<<<<

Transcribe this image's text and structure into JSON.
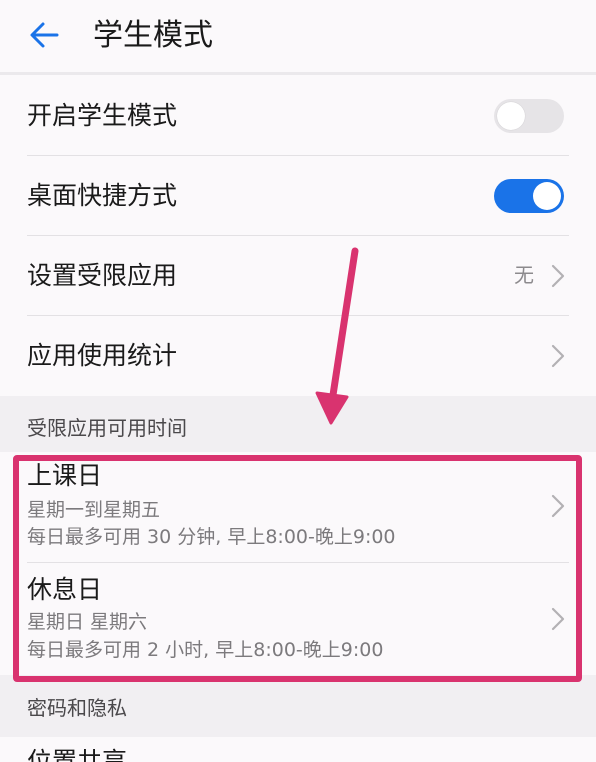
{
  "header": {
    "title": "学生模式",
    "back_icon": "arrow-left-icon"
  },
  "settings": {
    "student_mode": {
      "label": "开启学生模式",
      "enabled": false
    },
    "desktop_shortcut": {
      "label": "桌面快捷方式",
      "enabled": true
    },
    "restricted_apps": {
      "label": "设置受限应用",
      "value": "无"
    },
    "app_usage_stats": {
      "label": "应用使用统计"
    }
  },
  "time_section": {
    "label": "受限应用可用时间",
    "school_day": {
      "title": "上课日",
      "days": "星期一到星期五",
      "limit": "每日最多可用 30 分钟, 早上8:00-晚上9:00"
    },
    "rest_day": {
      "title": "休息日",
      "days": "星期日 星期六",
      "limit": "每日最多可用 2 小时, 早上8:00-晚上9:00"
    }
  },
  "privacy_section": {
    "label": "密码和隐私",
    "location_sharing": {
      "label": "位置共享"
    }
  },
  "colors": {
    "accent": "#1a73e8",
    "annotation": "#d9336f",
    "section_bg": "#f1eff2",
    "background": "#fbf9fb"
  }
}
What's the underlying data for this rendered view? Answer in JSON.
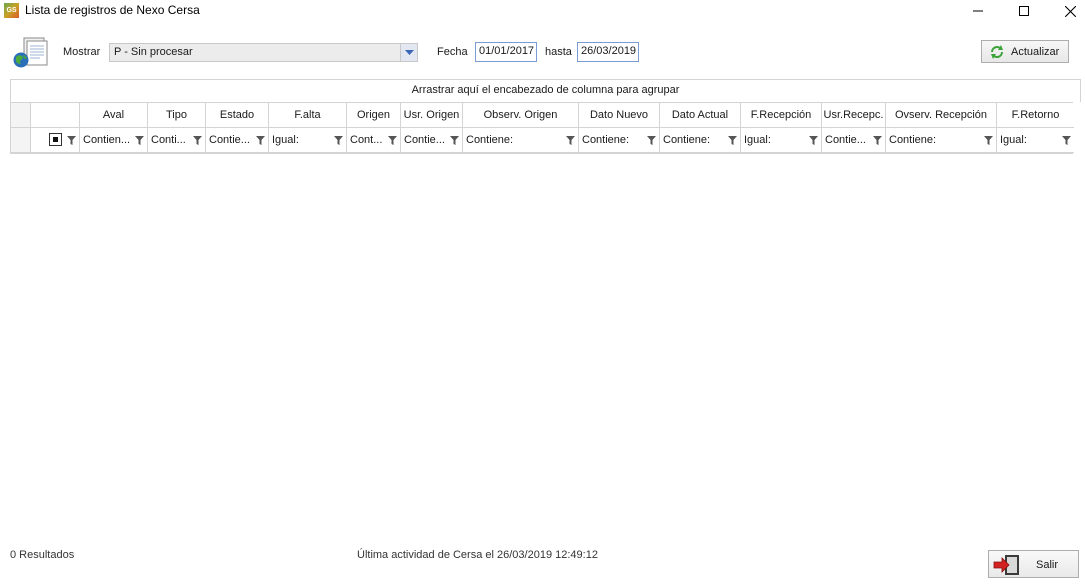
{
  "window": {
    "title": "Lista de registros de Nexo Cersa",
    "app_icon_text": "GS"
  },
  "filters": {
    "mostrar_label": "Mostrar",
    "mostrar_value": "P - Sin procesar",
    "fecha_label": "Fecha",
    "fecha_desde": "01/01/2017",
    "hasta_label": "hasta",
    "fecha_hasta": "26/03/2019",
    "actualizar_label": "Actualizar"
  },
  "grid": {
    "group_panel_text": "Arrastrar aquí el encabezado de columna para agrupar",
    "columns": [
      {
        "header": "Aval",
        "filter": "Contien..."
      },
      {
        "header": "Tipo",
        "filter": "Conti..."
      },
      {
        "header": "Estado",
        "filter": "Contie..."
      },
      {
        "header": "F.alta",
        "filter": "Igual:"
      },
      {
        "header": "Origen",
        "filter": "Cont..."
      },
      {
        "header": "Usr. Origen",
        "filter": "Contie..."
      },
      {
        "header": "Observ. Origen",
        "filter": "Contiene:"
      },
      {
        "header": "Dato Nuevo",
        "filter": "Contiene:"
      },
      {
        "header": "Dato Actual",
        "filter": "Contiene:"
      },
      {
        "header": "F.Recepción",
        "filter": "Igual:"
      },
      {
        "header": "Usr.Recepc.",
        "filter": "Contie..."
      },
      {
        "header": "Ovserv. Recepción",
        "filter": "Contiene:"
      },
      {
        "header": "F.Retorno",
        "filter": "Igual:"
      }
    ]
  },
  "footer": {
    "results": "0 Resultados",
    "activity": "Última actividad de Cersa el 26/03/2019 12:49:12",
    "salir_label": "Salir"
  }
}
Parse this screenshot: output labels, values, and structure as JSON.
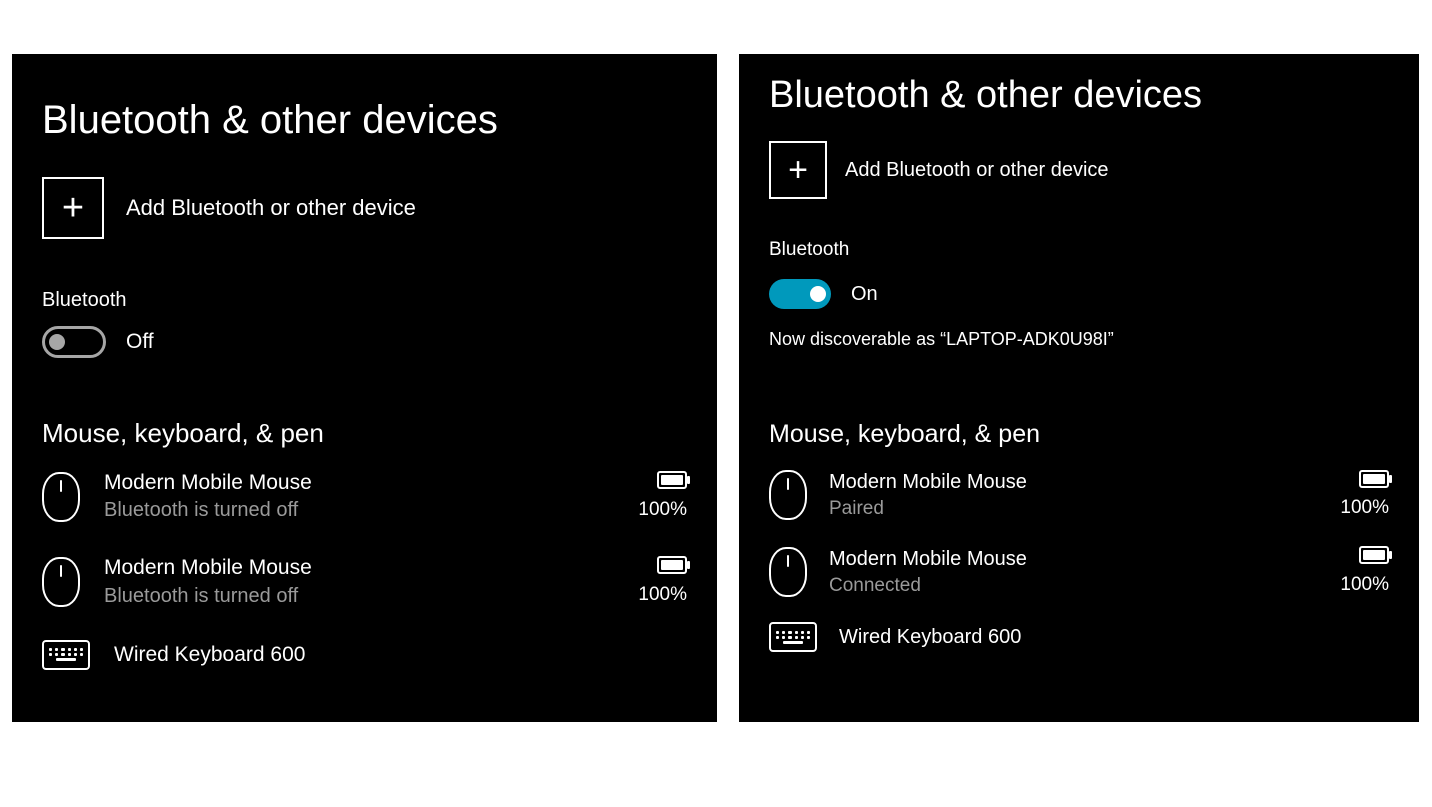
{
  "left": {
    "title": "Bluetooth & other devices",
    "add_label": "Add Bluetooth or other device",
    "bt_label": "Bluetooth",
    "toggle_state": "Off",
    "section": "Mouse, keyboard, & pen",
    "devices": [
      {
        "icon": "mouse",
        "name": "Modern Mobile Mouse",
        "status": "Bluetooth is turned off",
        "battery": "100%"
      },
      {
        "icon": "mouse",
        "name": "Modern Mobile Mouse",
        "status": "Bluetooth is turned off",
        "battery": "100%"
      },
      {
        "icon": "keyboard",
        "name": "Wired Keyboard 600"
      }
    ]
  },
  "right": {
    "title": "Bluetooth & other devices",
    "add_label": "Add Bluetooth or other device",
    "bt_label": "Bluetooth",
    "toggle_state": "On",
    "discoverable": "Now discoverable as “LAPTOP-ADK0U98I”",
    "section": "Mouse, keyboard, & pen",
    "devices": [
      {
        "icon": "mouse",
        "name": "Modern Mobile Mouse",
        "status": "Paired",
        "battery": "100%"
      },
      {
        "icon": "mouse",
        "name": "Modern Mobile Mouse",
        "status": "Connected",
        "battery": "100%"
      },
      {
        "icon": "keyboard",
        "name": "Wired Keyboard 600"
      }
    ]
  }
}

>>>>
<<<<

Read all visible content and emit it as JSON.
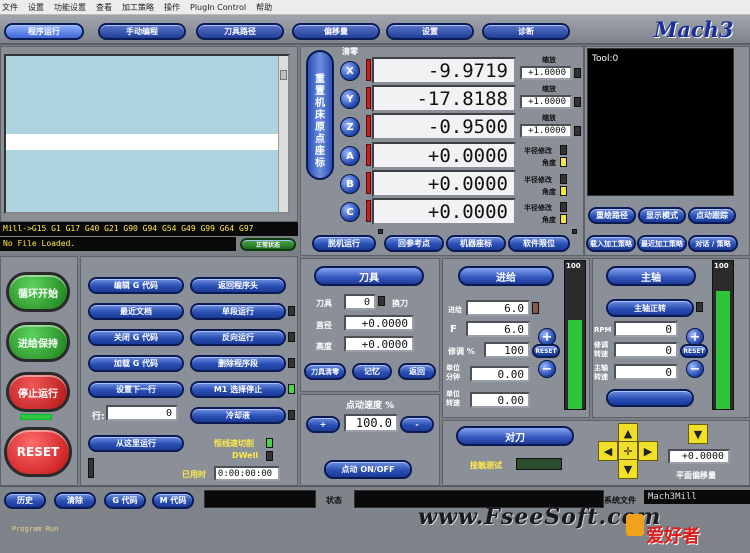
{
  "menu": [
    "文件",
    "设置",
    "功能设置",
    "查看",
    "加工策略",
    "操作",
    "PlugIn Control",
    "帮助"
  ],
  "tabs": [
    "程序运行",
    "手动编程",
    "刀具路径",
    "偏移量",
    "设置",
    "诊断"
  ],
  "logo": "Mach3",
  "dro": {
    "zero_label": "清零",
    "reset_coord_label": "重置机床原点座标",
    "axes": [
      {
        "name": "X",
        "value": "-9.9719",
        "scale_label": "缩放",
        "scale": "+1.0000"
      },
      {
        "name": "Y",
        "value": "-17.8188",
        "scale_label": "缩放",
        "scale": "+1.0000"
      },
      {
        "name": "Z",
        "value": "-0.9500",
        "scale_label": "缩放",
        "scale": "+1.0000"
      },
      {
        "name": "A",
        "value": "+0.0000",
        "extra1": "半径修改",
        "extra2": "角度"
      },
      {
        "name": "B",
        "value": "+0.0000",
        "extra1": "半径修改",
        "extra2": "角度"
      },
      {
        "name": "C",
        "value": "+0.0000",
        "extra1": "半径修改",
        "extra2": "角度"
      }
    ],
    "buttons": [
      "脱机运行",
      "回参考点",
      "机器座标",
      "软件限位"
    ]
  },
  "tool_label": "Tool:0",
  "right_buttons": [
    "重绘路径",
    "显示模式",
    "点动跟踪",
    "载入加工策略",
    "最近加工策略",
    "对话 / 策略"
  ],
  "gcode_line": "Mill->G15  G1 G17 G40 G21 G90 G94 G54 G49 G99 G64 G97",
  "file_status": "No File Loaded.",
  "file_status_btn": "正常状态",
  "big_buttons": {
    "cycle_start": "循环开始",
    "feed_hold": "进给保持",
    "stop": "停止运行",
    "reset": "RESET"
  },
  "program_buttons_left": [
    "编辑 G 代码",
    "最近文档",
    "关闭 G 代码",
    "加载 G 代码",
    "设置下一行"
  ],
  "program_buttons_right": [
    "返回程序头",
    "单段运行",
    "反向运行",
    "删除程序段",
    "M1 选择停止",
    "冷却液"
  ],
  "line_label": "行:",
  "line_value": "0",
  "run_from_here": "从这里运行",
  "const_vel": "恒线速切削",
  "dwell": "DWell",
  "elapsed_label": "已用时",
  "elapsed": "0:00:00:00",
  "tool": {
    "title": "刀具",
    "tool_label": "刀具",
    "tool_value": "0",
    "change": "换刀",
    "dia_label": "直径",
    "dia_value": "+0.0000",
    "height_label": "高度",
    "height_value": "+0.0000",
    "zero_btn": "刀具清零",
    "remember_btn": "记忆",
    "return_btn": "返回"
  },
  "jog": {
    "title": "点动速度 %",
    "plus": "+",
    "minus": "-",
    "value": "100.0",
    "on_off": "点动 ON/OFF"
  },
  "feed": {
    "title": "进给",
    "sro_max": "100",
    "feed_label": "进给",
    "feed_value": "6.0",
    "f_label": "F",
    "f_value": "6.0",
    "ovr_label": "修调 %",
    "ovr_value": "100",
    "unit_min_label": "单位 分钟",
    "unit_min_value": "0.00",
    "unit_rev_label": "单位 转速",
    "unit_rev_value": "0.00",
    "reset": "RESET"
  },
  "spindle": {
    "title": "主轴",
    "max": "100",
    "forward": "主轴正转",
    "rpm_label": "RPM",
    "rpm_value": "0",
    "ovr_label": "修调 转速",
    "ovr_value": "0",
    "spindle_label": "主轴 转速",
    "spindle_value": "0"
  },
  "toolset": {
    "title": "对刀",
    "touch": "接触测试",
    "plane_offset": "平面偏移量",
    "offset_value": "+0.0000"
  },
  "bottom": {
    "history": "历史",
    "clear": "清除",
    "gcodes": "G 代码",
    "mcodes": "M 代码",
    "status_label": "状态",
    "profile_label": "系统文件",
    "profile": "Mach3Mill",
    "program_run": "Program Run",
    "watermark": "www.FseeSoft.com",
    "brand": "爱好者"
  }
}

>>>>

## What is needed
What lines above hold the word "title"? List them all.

## Final answer
    "title": "学生模式",
      "title": "上课日",
      "title": "休息日",
    "title": "Lista de registros de Nexo Cersa",
    "title": "Bluetooth & other devices",
    "title": "Bluetooth & other devices",
    "title": "刀具",
    "title": "点动速度 %",
    "title": "进给",
    "title": "主轴",
    "title": "对刀",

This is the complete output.